I have a confession to make: I can be my own best buzzkill. I was this week.
Two nights ago, I was thrilled to hear that I’d made my first affiliate sale. Someone purchased Inside-Out Simplicity via A Wish Come Clear (thank you, whoever you are.) Someone had a fantastic book to read…and I’d made a sale! I’ve had (wonderful, generous) donations, but a sale! I bounced around with excitement. I tweeted about it with Josh Becker (the author.) He was glad to be a part of my first sale. I thought about how exciting it was, how much I’m looking forward to publishing my own ebook and this site’s upcoming redesign.
And then I started downplaying it all.
I put on what Danielle LaPorte calls the ‘happiness muffle’. I subdued my excitement, saying to my husband, “It’s a start, but…it’s not big deal. Just $6.”
It was amazing how quickly my mood changed. I’d been elated, and suddenly, I was downcast. I thought, “I have so much farther to go…the site’s still so small…maybe it was a one-time fluke…”
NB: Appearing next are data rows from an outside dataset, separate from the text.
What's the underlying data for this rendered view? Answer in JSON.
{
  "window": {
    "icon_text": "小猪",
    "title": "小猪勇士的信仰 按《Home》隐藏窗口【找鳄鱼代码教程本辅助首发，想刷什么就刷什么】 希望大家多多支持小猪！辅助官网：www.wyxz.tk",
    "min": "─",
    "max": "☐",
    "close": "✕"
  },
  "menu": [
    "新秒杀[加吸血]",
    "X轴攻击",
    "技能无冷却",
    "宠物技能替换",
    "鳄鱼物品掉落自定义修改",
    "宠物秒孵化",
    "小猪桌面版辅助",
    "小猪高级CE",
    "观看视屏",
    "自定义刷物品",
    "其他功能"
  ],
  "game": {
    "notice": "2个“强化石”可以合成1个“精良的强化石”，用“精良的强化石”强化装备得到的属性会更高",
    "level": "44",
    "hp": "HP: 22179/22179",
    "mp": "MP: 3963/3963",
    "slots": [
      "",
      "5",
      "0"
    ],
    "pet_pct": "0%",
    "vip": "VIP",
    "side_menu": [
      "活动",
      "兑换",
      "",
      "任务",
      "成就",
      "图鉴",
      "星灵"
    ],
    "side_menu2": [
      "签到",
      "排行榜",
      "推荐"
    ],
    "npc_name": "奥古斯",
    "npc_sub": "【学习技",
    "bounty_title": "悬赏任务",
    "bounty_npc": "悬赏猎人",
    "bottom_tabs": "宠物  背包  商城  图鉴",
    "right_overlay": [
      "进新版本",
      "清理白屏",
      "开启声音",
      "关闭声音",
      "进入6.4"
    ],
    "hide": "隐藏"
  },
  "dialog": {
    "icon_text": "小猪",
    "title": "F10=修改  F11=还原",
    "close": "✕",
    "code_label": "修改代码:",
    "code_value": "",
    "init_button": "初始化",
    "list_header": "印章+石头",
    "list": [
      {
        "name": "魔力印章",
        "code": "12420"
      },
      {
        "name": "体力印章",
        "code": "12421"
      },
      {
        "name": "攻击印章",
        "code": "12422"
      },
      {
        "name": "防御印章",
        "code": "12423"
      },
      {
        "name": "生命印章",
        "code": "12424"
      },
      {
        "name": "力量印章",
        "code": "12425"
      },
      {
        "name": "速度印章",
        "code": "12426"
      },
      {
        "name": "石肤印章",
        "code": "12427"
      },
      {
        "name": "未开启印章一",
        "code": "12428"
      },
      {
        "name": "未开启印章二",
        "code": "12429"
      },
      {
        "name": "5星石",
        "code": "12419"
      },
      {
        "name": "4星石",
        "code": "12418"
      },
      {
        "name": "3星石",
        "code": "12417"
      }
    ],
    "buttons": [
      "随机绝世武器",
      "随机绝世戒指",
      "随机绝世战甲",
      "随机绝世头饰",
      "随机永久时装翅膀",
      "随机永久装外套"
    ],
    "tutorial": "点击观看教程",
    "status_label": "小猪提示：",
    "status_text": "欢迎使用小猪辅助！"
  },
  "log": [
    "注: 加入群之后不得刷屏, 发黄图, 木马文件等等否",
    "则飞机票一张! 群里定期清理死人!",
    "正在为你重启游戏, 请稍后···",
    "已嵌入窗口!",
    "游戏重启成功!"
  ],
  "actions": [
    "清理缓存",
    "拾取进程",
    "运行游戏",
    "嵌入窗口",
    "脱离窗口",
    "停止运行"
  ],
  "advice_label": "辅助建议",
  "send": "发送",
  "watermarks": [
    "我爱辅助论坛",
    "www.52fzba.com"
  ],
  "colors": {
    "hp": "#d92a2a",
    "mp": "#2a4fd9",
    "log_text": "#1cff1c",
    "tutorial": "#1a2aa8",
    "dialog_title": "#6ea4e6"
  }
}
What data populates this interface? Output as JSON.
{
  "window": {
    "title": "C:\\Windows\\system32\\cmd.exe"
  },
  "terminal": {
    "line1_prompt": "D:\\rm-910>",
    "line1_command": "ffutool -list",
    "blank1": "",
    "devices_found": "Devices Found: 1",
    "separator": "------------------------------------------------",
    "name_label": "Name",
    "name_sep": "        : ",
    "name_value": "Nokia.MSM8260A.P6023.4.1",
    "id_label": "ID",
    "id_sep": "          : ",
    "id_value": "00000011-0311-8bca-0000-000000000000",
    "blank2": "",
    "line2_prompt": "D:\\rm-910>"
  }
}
Have you done this? Have you ever hit a milestone of some kind and then cut short the celebration with rationalizing or comparing yourself to others?
I considered the impulses behind my downplaying:
1. Fear of showing enthusiasm/revealing how much I care about a certain milestone or success. There’s a false belief that, if I show too much joy over something, it will be snatched away.
2. A ‘don’t rest on your laurels’ approach that pushes me past celebration and back to work right away. It’s another false belief that, if I am happy with a success, it will take away my determination to work toward a greater goal.
3. Belief that small things are insignificant.
I’ll focus on number 3, because it’s the most insidious one.
Small things get a bad rap. My mom used to quote me the verse, “Do not despise the day of small things.” She must have sensed within me a tendency to associate bigger with better. When we think this way, we miss out on opportunities. We get paralyzed by our own big dreams. We forget that doing a little bit every day can get us where we want to go; that giving a little bit matters; that overcoming our fear means taking one small courageous step at a time.
Luckily, my friends at L’Arche have helped to re-introduce me to the beauty of small. As I wrote in 2007:
“I observed Theresa* hunting for pennies as we walked around the block together. Other assistants had told me about her penchant for finding coins, but it was an education to see it firsthand. Theresa scrupulously searches every street she walks down, finding pennies wherever she goes. Yet what strikes me is not so much her capacity for locating pennies but her method of gathering them. When she comes upon a coin, she stops and raises her hands in slow, deliberate delight. She bends to retrieve the coin, but never snatches at it. She just cups the penny into her palm and smiles.”
My friend Theresa has shown me that delighting in the small things isn’t foolish…it’s life-giving.
This week, I’ve been intrigued by Everett Bogue’s piece, “The 333 Project: How To Create A Six-Figure Writing Career in 2011.” In it, he outlines how he’s “closing in on” 333 subscribers to his newsletter (because 333 subscribers at $25/month adds up to six figures.) This is impressive, but I’m not intrigued by the numbers so much as the philosophy.
What he’s saying is: think small. Don’t assume that you need to do big things or please everyone in order to make your dreams come true. Think about what a small, dedicated group of people could do for your business, and what that small group could do for this world. Regardless of whether you’re selling newsletters or saving whales, this is valuable.
So I asked myself: How do I cultivate this kind of thinking, this way of being? Put another way: What qualities does Theresa exhibit in her search for pennies?
1. Theresa doesn’t compare one penny on the sidewalk with a huge jar of them in her room. She rejects comparison in favor of celebration. Each penny on the sidewalk makes a measurable difference to Theresa.
2. Theresa’s persistence practically guarantees that she’ll accumulate lots of pennies in her lifetime…because she’s always got her eyes open for them.
3. Because Theresa is proud and unashamed of her passion for penny collection, everyone in the community knows about it. And lots of people give Theresa pennies for her birthday. Huge jars of them. (You’d better believe THOSE add up.)
The small currencies of love I find at L’Arche enrich me every day. And because of Theresa’s example, I’m proud to say I earned $6 in affiliate commissions this week. While of course I have bigger dreams, I’m just starting out, starting small. This is where I’m at right now, and it’s a place worth celebrating.
Plus, when you think about it in Theresa’s terms: Six dollars, baby…that’s six hundred pennies.
How about you? How could you ‘think small’ when it comes to your big dreams? Tell me in the comments!
*Names have been changed.